By “documented” I mean that there is a way for a developer or application to find the method. That documentation can take the form of online documentation, a WSDL, or as you describe here. In classifying web applications my goal was to exclude those that exist solely for internal purposes as being defined as web services (e.g. the internal Twitter API that is not subject to rate limits, etc.).

Since a web service is meant to be ingested, the methods you can use should be defined in some way, and documented in some way, even if their existence is not revealed until runtime.

Hope that provides some clarity.

Bradley Holt (@BradleyHolt) wrote at 7/15/2009 5:25 pm:

Brandon, that makes sense, thanks for clarifying!

Ray Paseur (@Ray_Paseur) wrote at 7/15/2009 6:49 pm:

I participate in Experts Exchange and answer questions in the PHP zone. A fairly common question goes something like this, “How come I can’t get SOAP to work…?” I have seen thousand of human hours wasted in confusion over the complexity of SOAP interfaces.

In contrast, I have NEVER seen someone get stumped by a RESTful interface. Flickr, Twitter, Facebook, Google, Yahoo – they all get it. Show any novice a single example, and they are off to the races. REST is better than SOAP, period.

So without putting my tongue too far into my cheek, let me suggest that a new category, perhaps called “Web Disservices,” should be defined. These would include the services that have confusing or incomplete documentation, change the interface without changing the URL, return malformed XML, are subject to timeouts, return ambiguous data, etc. I am sure the list could be more complete.

Larry Garfield (@Crell) wrote at 7/16/2009 2:01 am:

I will add one more requirement: The communication to and from those endpoints must take place over HTTP(S). That’s what makes a remote service a “web” service. Otherwise, your definition would include telnet and ssh as “web services”, since they provide end points with a documented interface for remote access. Remote data access is really old news. :-) Doing it mostly over ubiquitous HTTP is what makes it a “web” service specifically.
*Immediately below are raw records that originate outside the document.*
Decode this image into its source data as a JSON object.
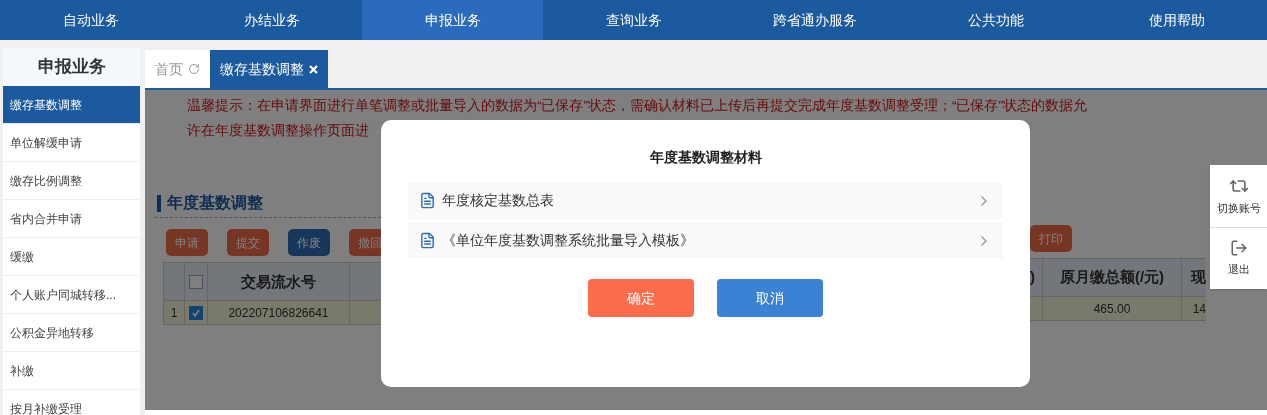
{
  "top_nav": [
    {
      "label": "自动业务",
      "selected": false
    },
    {
      "label": "办结业务",
      "selected": false
    },
    {
      "label": "申报业务",
      "selected": true
    },
    {
      "label": "查询业务",
      "selected": false
    },
    {
      "label": "跨省通办服务",
      "selected": false
    },
    {
      "label": "公共功能",
      "selected": false
    },
    {
      "label": "使用帮助",
      "selected": false
    }
  ],
  "sidebar": {
    "title": "申报业务",
    "items": [
      {
        "label": "缴存基数调整",
        "selected": true
      },
      {
        "label": "单位解缓申请",
        "selected": false
      },
      {
        "label": "缴存比例调整",
        "selected": false
      },
      {
        "label": "省内合并申请",
        "selected": false
      },
      {
        "label": "缓缴",
        "selected": false
      },
      {
        "label": "个人账户同城转移...",
        "selected": false
      },
      {
        "label": "公积金异地转移",
        "selected": false
      },
      {
        "label": "补缴",
        "selected": false
      },
      {
        "label": "按月补缴受理",
        "selected": false
      }
    ]
  },
  "tabs": [
    {
      "label": "首页",
      "selected": false,
      "kind": "home"
    },
    {
      "label": "缴存基数调整",
      "selected": true,
      "kind": "closable"
    }
  ],
  "notice": {
    "lines": [
      "温馨提示：在申请界面进行单笔调整或批量导入的数据为“已保存”状态，需确认材料已上传后再提交完成年度基数调整受理；“已保存”状态的数据允",
      "许在年度基数调整操作页面进"
    ]
  },
  "section_title": "年度基数调整",
  "toolbar_buttons": [
    {
      "label": "申请",
      "kind": "danger"
    },
    {
      "label": "提交",
      "kind": "danger"
    },
    {
      "label": "作废",
      "kind": "primary"
    },
    {
      "label": "撤回",
      "kind": "danger"
    },
    {
      "label": "打印",
      "kind": "danger"
    }
  ],
  "table": {
    "all_checked": false,
    "left_columns": [
      "交易流水号"
    ],
    "right_columns": [
      ")",
      "原月缴总额(/元)",
      "现"
    ],
    "rows": [
      {
        "number": "1",
        "checked": true,
        "left_cells": [
          "202207106826641"
        ],
        "right_cells": [
          "465.00",
          "14"
        ]
      }
    ]
  },
  "modal": {
    "title": "年度基数调整材料",
    "files": [
      "年度核定基数总表",
      "《单位年度基数调整系统批量导入模板》"
    ],
    "buttons": [
      {
        "label": "确定",
        "kind": "confirm"
      },
      {
        "label": "取消",
        "kind": "cancel"
      }
    ]
  },
  "side_panel": [
    {
      "label": "切换账号",
      "kind": "switch"
    },
    {
      "label": "退出",
      "kind": "logout"
    }
  ]
}
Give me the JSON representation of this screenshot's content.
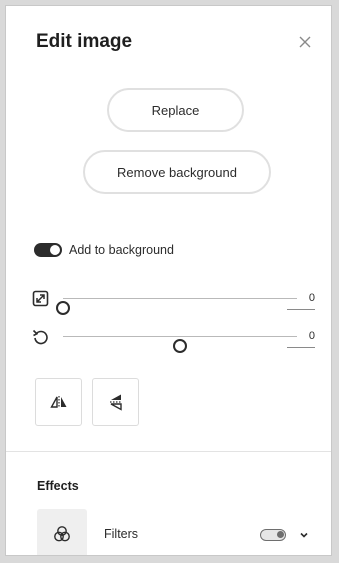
{
  "panel": {
    "title": "Edit image"
  },
  "actions": {
    "replace_label": "Replace",
    "remove_background_label": "Remove background"
  },
  "add_to_background": {
    "label": "Add to background",
    "enabled": true
  },
  "scale": {
    "icon": "resize-icon",
    "value": "0",
    "slider_fraction": 0.0
  },
  "rotate": {
    "icon": "rotate-icon",
    "value": "0",
    "slider_fraction": 0.5
  },
  "flip": {
    "horizontal_icon": "flip-horizontal-icon",
    "vertical_icon": "flip-vertical-icon"
  },
  "effects": {
    "title": "Effects",
    "filters": {
      "label": "Filters",
      "icon": "filters-icon",
      "enabled": false
    }
  },
  "colors": {
    "text": "#2c2c2c",
    "track": "#b9b9b9",
    "border": "#e0e0e0"
  }
}
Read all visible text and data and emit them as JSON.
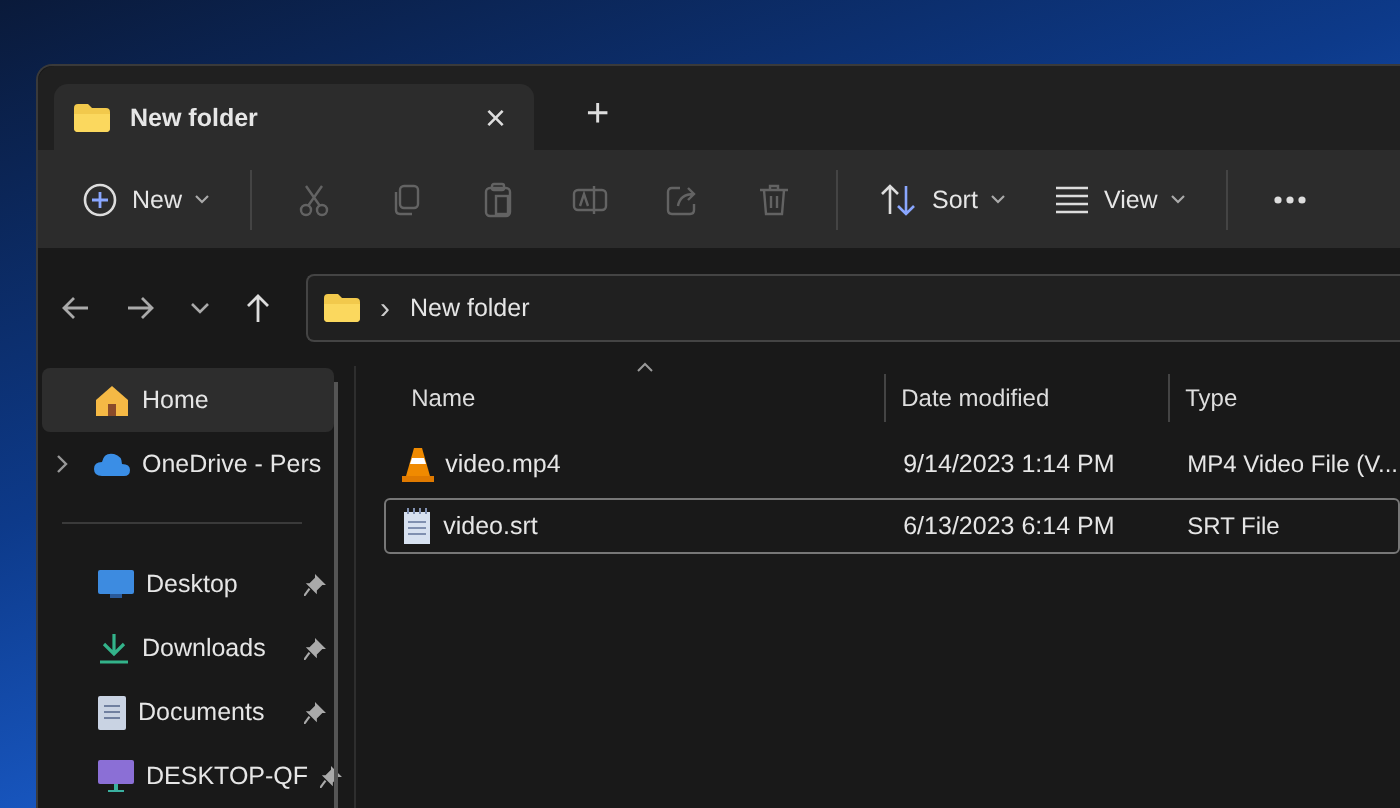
{
  "tab": {
    "title": "New folder",
    "close": "×",
    "new_tab": "+"
  },
  "toolbar": [
    {
      "kind": "new",
      "label": "New",
      "disabled": false
    },
    {
      "kind": "cut",
      "disabled": true
    },
    {
      "kind": "copy",
      "disabled": true
    },
    {
      "kind": "paste",
      "disabled": true
    },
    {
      "kind": "rename",
      "disabled": true
    },
    {
      "kind": "share",
      "disabled": true
    },
    {
      "kind": "delete",
      "disabled": true
    },
    {
      "kind": "sort",
      "label": "Sort",
      "disabled": false
    },
    {
      "kind": "view",
      "label": "View",
      "disabled": false
    },
    {
      "kind": "more",
      "disabled": false
    }
  ],
  "address": {
    "separator": "›",
    "path": "New folder"
  },
  "sidebar": {
    "items": [
      {
        "kind": "home",
        "label": "Home",
        "selected": true,
        "expandable": false
      },
      {
        "kind": "cloud",
        "label": "OneDrive - Pers",
        "selected": false,
        "expandable": true
      },
      {
        "kind": "desktop",
        "label": "Desktop",
        "selected": false,
        "expandable": false,
        "pinned": true
      },
      {
        "kind": "downloads",
        "label": "Downloads",
        "selected": false,
        "expandable": false,
        "pinned": true
      },
      {
        "kind": "documents",
        "label": "Documents",
        "selected": false,
        "expandable": false,
        "pinned": true
      },
      {
        "kind": "pc",
        "label": "DESKTOP-QF",
        "selected": false,
        "expandable": false,
        "pinned": true
      }
    ]
  },
  "table": {
    "columns": [
      "Name",
      "Date modified",
      "Type"
    ],
    "rows": [
      {
        "kind": "video",
        "name": "video.mp4",
        "date": "9/14/2023 1:14 PM",
        "type": "MP4 Video File (V...",
        "selected": false
      },
      {
        "kind": "text",
        "name": "video.srt",
        "date": "6/13/2023 6:14 PM",
        "type": "SRT File",
        "selected": true
      }
    ]
  }
}
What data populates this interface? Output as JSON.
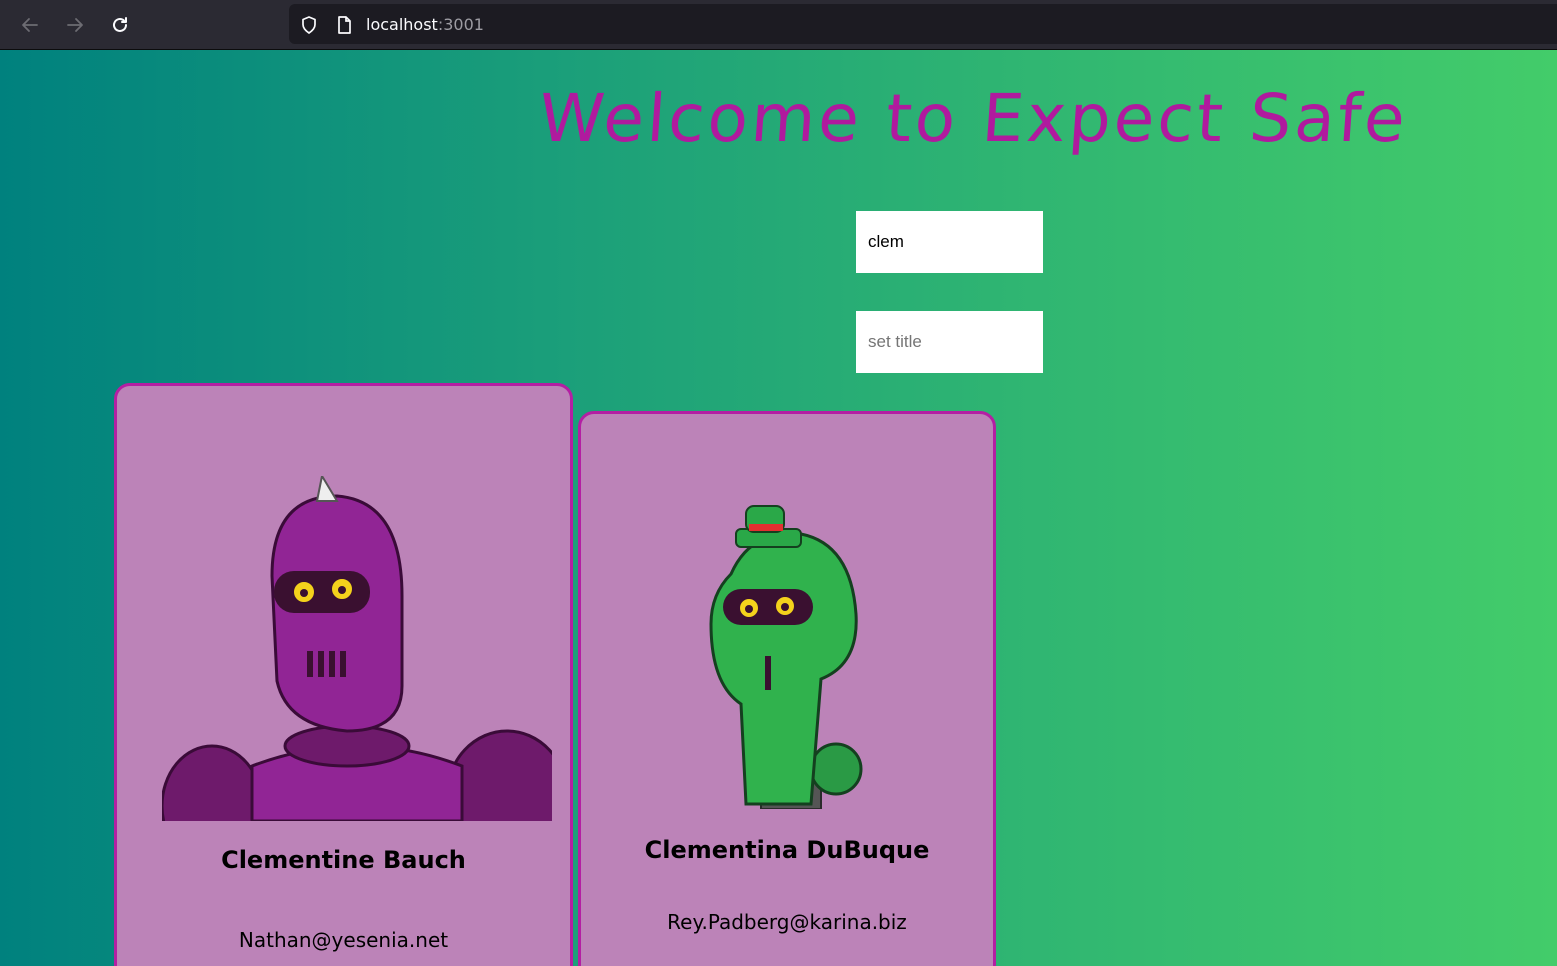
{
  "browser": {
    "url_host": "localhost",
    "url_port": ":3001"
  },
  "page": {
    "heading": "Welcome to Expect Safe",
    "search": {
      "value": "clem"
    },
    "title_input": {
      "placeholder": "set title"
    }
  },
  "cards": [
    {
      "name": "Clementine Bauch",
      "email": "Nathan@yesenia.net"
    },
    {
      "name": "Clementina DuBuque",
      "email": "Rey.Padberg@karina.biz"
    }
  ],
  "colors": {
    "heading": "#b01a9e",
    "card_bg": "#bc83b8",
    "card_border": "#b41fa3"
  }
}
It’s worth noting that still means every web browser is really a web services client, and every web server a web services server, and every web page a web services response. Yes, that is in fact the case. :-)